The Metropolitan Transportation Authority has been approved for a total of $1.2 billion in stimulus funds to go to projects that support New York City Transit’s work such as the Fulton Street Transit Center through the rehabilitation of the 4/5 subway line mezzanine and the A/C line mezzanine as well as construction on Dey Street and the Corbin Building. $423.4 million has been set aside for the Fulton Street project and $276 million has been approved for ongoing construction of the Second Avenue Subway. Of that, $197 million is devoted to construction of the 96th Street subway station.
The New York City Department of Transportation has been approved for $282 million in stimulus funds. $175 million of that amount will be used to replace the 60-year-old bus ramps at the St. George Ferry terminal on Staten Island while other projects set to receive stimulus funding include work on or around the Brooklyn Bridge and the Bruckner Expressway. The amount of NYSDOT projects currently approved for New York City only totals $81.1 million.
It seems that New York agencies are expediting things,” said New York Building Congress President Richard T. Anderson. “They’re just being required to adhere to time consuming federal government procedures. This has caused a big part of the delay.”
Considerable funding has been made available to New York City, and 44 projects have already been approved but none of the federal dollars have been used by either the MTA or the NYCDOT.
$215 million of the $314 million in the American Recovery and Reinvestment Act of 2009 highway and bridge funding committed to the New York City area has been allocated to projects under the jurisdiction of the NYCDOT, while $99 million is allocated to state DOT projects in the city. Projects must follow a mandatory federal process in order to spend these funds. Governor Paterson and the NYSDOT are working with local agencies to advance eligible projects, said Anderson.

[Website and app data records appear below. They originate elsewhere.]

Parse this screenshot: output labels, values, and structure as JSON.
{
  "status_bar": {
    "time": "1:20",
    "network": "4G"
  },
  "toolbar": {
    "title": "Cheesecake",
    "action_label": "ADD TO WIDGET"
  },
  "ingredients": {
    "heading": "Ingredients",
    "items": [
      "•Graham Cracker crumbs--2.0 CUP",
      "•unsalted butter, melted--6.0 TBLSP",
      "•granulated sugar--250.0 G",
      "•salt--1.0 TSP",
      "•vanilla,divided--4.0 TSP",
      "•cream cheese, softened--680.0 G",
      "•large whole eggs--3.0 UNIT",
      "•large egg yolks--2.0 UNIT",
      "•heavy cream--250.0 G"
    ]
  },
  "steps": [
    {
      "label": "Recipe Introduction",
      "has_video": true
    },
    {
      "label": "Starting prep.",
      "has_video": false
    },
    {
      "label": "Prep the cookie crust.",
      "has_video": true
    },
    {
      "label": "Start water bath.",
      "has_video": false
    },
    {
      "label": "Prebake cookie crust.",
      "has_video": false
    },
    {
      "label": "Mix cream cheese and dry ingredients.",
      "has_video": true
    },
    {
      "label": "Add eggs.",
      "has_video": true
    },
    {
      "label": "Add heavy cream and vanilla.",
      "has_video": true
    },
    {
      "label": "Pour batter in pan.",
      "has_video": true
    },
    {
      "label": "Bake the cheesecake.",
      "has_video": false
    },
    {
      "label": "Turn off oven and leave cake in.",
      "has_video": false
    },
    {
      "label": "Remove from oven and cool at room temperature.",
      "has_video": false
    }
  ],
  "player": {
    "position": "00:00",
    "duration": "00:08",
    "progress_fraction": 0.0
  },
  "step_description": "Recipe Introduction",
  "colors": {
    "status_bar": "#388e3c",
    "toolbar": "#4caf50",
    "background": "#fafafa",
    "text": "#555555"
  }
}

We anticipate that many of the projects will be underway in the upcoming months,” added Mr. Anderson.
Messages left with MTA and NYCDOT officials were not returned.